Removal of Share bin affects the community

To the Editor:

The larger and more distant corporations are from the customers they serve, the less they seem to appreciate and care about the day to day realities of their customers’ lives.

During the past month, area residents and in particular the people who live on the edge of economic independence, have been forced to deal with two events that are having a direct impact on their daily subsistence and quality of life. The debacle at Market Basket grocery stores would be entertaining and funny if it didn’t take the lowest cost food supplier out of the market. Thousands of customers in the Milford area have come to rely on their consistent low prices and predictable quality to stretch their family food budgets. Perhaps the reality of paying $125 instead of $100 a week for food is a nuisance for most of us, but for families making $40,000 a year or less, it means less food for the family.

Adding insult to injury, Shaw’s Market has decided that this is a good time to kick all the various charities and nonprofit organizations out of their stores, because it is inconvenient for them to decide who merits their recognition. This is not about direct financial support to these organizations who mostly support local food pantries. It is about recognizing community need and making it easy for their “customers” to provide donations of food and household products to local organizations.

Let’s take Share as an example. For many years, Shaw’s supermarket has allowed Share to place a barrel in their checkout area as a collection point for donations of food products and household items. Customers could conveniently buy an extra can of soup, laundry detergent, or box of pasta then pay for it at checkout and drop it in the barrel. To their credit, the local store even pre-packaged bags of grocery items modestly priced so that customer could pick them up before checkout and just run them through the checkout line; simple, convenient and a modest boost to store sales.

This was a great program for Shaw’s, a steady and predictable supply of food for Share and an important source of supplemental food for people struggling to make ends meet. No direct cost to Shaw’s, paid for in small amounts by their customers, conveniently picked up and distributed by Share, and a valuable component of community support.

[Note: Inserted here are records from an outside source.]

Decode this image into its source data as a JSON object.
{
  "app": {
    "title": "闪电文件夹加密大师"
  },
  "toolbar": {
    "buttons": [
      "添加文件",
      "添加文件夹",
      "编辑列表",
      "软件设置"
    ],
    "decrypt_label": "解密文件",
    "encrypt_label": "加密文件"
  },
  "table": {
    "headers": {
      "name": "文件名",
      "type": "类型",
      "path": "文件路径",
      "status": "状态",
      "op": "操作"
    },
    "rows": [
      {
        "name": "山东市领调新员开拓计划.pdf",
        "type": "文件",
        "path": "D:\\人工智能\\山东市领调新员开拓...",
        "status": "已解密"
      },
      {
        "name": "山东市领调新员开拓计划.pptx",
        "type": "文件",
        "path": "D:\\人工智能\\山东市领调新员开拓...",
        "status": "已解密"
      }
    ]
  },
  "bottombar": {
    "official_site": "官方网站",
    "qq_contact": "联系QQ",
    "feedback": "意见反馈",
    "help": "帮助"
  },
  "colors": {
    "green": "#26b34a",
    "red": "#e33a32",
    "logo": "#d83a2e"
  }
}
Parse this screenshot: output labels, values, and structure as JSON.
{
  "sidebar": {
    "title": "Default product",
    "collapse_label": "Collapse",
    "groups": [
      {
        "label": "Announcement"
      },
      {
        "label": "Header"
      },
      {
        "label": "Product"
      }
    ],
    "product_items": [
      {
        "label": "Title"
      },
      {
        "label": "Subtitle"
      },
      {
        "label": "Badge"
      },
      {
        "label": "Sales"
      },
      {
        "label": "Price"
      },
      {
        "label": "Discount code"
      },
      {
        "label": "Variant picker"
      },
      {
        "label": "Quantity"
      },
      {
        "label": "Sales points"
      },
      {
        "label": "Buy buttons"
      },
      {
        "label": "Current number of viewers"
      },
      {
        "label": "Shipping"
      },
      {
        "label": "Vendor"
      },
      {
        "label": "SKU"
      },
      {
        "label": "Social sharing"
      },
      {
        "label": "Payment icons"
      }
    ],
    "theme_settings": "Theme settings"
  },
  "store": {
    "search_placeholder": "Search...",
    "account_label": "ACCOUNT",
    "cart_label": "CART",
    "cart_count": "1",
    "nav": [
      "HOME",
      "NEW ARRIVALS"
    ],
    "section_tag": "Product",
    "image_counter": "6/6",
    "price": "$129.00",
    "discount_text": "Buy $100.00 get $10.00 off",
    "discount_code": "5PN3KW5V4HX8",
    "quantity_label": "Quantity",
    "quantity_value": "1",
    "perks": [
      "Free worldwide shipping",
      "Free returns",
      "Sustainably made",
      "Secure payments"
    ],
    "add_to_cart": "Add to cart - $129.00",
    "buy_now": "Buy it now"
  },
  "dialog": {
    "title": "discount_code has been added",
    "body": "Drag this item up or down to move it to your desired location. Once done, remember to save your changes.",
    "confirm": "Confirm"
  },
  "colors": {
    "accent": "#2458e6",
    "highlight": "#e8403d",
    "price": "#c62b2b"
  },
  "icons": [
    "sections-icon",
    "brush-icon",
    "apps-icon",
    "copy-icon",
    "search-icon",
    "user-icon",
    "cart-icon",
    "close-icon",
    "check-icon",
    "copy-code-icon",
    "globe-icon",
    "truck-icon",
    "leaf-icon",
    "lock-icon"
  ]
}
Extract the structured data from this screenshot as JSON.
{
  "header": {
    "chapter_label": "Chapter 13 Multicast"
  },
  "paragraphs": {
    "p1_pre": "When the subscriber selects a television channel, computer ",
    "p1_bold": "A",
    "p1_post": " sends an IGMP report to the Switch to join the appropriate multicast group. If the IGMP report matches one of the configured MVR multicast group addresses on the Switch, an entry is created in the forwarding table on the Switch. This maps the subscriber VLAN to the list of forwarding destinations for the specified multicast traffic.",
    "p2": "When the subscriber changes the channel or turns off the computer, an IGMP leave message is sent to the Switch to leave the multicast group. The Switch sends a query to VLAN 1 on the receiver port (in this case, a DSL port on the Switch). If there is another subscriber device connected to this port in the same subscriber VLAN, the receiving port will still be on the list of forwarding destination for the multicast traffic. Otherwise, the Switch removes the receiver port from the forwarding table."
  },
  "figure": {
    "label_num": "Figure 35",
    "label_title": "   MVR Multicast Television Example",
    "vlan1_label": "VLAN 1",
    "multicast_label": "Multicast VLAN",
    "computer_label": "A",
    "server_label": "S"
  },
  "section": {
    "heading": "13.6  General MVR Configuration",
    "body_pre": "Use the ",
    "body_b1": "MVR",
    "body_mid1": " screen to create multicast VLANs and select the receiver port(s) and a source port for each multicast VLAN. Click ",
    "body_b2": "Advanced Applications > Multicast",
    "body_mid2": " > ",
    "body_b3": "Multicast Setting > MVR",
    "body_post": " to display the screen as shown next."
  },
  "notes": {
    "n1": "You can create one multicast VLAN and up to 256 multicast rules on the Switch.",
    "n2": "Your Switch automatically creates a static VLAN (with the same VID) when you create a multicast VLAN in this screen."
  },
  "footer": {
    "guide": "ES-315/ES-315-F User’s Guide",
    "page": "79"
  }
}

Now, someone at corporate headquarters, or perhaps even the entire board of directors decides that this effort is an inconvenience. It is too much trouble to decide who gets to put the barrel in the exit area. I may be wrong, but I doubt it was the local managers who pushed for this decision. They know their communities, they know who to support and which organizations make a difference. Somebody high up the pecking order has made their life a little easier, and many on the lower rungs pay the price.

Sad, isn’t it?

Paul Spiess


Share Outreach Inc.